| Task prompt |
If a line in the entries includes "name", show that line.

**** Supplied data ****

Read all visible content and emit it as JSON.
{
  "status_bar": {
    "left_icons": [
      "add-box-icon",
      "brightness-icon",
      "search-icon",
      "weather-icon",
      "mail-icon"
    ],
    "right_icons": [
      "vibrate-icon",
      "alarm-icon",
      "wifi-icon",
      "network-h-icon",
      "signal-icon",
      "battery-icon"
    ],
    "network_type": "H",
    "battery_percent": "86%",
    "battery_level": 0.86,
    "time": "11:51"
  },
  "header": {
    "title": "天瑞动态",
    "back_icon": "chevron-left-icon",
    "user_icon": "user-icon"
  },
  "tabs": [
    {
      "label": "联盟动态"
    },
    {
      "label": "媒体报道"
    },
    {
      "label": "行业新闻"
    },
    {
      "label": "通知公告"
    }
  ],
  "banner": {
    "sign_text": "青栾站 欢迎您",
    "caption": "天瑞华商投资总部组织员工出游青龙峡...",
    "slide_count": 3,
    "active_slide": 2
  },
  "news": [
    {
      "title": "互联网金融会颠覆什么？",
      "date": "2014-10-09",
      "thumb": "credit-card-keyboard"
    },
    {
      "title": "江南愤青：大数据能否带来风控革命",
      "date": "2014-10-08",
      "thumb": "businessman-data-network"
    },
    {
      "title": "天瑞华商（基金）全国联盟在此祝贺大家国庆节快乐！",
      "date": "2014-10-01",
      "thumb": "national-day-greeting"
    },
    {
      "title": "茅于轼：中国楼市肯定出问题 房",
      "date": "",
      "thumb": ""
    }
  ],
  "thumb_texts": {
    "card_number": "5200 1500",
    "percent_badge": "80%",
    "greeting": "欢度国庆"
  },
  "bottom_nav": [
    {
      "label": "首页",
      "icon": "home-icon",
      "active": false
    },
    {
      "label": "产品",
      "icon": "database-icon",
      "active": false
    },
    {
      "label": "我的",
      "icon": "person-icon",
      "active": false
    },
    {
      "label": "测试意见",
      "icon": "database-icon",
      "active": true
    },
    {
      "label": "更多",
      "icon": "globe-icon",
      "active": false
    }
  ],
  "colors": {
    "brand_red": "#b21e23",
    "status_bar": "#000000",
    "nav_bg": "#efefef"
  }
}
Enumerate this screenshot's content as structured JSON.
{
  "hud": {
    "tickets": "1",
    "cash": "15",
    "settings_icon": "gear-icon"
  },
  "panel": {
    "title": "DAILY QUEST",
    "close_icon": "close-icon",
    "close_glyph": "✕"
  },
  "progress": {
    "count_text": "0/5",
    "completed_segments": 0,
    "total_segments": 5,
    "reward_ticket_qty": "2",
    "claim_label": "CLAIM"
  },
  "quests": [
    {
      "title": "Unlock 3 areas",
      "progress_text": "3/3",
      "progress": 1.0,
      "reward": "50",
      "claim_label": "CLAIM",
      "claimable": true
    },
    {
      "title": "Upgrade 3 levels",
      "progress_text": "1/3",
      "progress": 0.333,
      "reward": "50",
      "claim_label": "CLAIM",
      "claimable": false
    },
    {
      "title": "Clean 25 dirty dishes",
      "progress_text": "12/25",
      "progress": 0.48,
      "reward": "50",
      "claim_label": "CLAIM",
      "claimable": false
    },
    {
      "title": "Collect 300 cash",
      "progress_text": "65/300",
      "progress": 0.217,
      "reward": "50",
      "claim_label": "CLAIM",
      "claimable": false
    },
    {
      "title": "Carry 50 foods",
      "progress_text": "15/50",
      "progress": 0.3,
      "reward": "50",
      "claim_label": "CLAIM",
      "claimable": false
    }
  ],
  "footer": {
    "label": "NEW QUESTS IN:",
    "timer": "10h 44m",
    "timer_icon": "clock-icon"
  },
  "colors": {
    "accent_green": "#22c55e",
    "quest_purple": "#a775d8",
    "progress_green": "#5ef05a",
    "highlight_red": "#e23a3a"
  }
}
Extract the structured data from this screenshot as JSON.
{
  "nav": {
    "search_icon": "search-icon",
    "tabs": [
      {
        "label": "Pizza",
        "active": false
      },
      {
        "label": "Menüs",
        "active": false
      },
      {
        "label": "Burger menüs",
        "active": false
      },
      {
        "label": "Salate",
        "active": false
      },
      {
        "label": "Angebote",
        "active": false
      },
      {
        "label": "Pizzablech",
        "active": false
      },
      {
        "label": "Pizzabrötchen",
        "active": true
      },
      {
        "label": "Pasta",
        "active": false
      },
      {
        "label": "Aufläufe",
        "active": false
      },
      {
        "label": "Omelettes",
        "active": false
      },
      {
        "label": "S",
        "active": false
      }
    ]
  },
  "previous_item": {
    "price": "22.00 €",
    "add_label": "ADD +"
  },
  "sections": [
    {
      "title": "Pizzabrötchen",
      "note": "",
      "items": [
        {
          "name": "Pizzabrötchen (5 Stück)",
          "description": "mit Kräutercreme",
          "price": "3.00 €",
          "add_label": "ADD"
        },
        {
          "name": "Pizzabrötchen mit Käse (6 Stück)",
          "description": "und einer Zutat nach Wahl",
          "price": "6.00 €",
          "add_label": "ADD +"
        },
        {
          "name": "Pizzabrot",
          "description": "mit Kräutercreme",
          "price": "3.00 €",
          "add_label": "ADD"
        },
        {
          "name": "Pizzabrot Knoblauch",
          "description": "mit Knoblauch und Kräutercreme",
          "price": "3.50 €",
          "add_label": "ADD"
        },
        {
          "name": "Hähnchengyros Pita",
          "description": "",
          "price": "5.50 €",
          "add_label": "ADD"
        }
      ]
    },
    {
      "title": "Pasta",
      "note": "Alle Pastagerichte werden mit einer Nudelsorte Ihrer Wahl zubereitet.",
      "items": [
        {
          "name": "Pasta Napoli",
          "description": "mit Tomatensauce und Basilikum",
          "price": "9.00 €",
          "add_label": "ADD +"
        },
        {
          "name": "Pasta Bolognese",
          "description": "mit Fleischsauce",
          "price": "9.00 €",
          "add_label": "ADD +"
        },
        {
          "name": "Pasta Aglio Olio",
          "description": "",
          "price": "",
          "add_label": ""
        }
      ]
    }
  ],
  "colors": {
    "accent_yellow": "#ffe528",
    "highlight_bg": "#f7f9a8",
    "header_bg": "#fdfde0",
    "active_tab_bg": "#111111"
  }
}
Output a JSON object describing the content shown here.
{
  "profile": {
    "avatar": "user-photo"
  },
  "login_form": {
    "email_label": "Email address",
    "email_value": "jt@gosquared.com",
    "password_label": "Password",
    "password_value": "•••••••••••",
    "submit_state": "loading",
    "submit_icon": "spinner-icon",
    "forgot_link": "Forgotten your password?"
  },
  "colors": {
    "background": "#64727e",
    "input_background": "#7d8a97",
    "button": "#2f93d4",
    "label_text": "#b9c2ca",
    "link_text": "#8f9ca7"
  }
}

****

| Output of the exercise |
          "name": "Pizzabrötchen (5 Stück)",
          "name": "Pizzabrötchen mit Käse (6 Stück)",
          "name": "Pizzabrot",
          "name": "Pizzabrot Knoblauch",
          "name": "Hähnchengyros Pita",
          "name": "Pasta Napoli",
          "name": "Pasta Bolognese",
          "name": "Pasta Aglio Olio",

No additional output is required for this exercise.